Bartók: Piano concerto n°3 Sz 119, BB 127
Bertrand Chamayou performs Béla Bartók's Piano Concerto n°3 with the Orchestre Philharmonique de Radio France, conducted by Alan Gilbert. Excerpt from the concert recorded live on 16 March 2019 at the Radio France Auditorium.
Béla Bartók composed his third and final piano concerto during the summer of 1945. Severely ill, the Hungarian composer was forced to reduce his musical activities and thus faced serious financial difficulties. He was commissioned to write a viola concerto, and also began working on a piano concerto that he later dedicated to his wife Ditta Pásztory, concert pianist also on the verge of putting an end to her musical career. The work was thus an opportunity for the composer to express one last time through music the things dearest to him: nature, and traditional Hungarian music.
The style of the Concerto no.3 differs from the composer's first two piano concertos. Though Bartók kept the traditional structure characteristic of the genre (slow-fast-slow), he radically changed the performance style of the soloist: whereas the piano was often an instrument of percussion for the composer, a laboratory of innovations for musical writing, the instrument here is used in a more melodic and expressive fashion.

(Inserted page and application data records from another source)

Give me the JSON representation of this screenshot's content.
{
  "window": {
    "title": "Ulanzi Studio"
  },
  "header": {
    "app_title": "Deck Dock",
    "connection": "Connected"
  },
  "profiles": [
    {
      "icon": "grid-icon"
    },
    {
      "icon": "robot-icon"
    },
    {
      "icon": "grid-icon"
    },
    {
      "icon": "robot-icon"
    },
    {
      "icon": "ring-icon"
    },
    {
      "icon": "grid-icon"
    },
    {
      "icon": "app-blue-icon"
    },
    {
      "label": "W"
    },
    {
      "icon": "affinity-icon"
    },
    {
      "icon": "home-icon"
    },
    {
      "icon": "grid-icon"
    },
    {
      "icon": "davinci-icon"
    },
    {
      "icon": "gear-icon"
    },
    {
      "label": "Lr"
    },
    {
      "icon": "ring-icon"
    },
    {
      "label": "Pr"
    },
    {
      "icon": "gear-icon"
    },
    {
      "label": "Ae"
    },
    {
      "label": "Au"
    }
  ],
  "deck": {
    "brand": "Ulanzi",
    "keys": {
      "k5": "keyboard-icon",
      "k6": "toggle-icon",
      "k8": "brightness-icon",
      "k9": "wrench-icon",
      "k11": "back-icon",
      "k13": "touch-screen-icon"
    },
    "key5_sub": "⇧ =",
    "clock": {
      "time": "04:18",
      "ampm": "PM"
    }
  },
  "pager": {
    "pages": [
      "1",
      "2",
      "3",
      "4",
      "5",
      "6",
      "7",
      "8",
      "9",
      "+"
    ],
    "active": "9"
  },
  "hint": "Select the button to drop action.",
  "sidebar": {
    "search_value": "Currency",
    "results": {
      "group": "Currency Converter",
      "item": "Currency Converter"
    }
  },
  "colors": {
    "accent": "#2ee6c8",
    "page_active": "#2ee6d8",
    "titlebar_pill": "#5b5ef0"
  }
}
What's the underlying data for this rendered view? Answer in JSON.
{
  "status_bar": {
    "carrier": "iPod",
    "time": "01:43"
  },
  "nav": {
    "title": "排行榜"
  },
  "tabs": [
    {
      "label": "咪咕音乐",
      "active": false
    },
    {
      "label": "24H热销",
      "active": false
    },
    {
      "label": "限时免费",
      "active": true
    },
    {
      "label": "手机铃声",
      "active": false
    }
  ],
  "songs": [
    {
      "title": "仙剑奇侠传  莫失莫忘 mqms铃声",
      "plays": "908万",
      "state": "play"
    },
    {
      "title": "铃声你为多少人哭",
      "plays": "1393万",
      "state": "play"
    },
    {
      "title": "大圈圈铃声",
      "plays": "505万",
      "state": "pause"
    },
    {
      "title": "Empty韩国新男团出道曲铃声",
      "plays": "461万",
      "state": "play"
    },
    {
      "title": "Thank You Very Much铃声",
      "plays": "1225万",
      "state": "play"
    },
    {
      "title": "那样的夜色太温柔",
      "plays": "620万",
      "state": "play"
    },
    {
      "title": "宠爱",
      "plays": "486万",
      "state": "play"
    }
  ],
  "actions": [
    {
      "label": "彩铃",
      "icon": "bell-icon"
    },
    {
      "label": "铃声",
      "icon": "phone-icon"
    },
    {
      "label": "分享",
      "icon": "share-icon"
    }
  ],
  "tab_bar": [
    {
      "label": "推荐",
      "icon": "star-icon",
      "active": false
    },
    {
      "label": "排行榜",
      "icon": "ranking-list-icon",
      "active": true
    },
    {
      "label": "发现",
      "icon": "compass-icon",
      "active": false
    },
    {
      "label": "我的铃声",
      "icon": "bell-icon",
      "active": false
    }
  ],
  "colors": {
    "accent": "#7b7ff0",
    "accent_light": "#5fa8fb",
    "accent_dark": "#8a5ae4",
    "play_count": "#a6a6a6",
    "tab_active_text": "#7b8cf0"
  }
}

It would seem that Bartók wished to tailor his concerto to the performance style of Ditta Pásztory, a specialist of Mozart's piano concertos.
In the first movement, Allegretto, the piano quickly exposes the themes of nature and of birdsong. A second theme brings a sense of levity to the movement, written in a sonata form. The second movement, Adagio religioso, is undoubtedly one of Bartók's most poignant: a chorale repeated twice surrounding a dark music, paying homage to one of his favourite composers, Johann-Sebastien Bach. Finally, the Allegro vivace is perhaps the most "Bartókian" of movements, in the form of a rondo, full of percussion and syncopated rhythms.
- Alan GilbertConductor
- Orchestre Philharmonique de Radio FranceOrchestra
- Bertrand ChamayouPerformer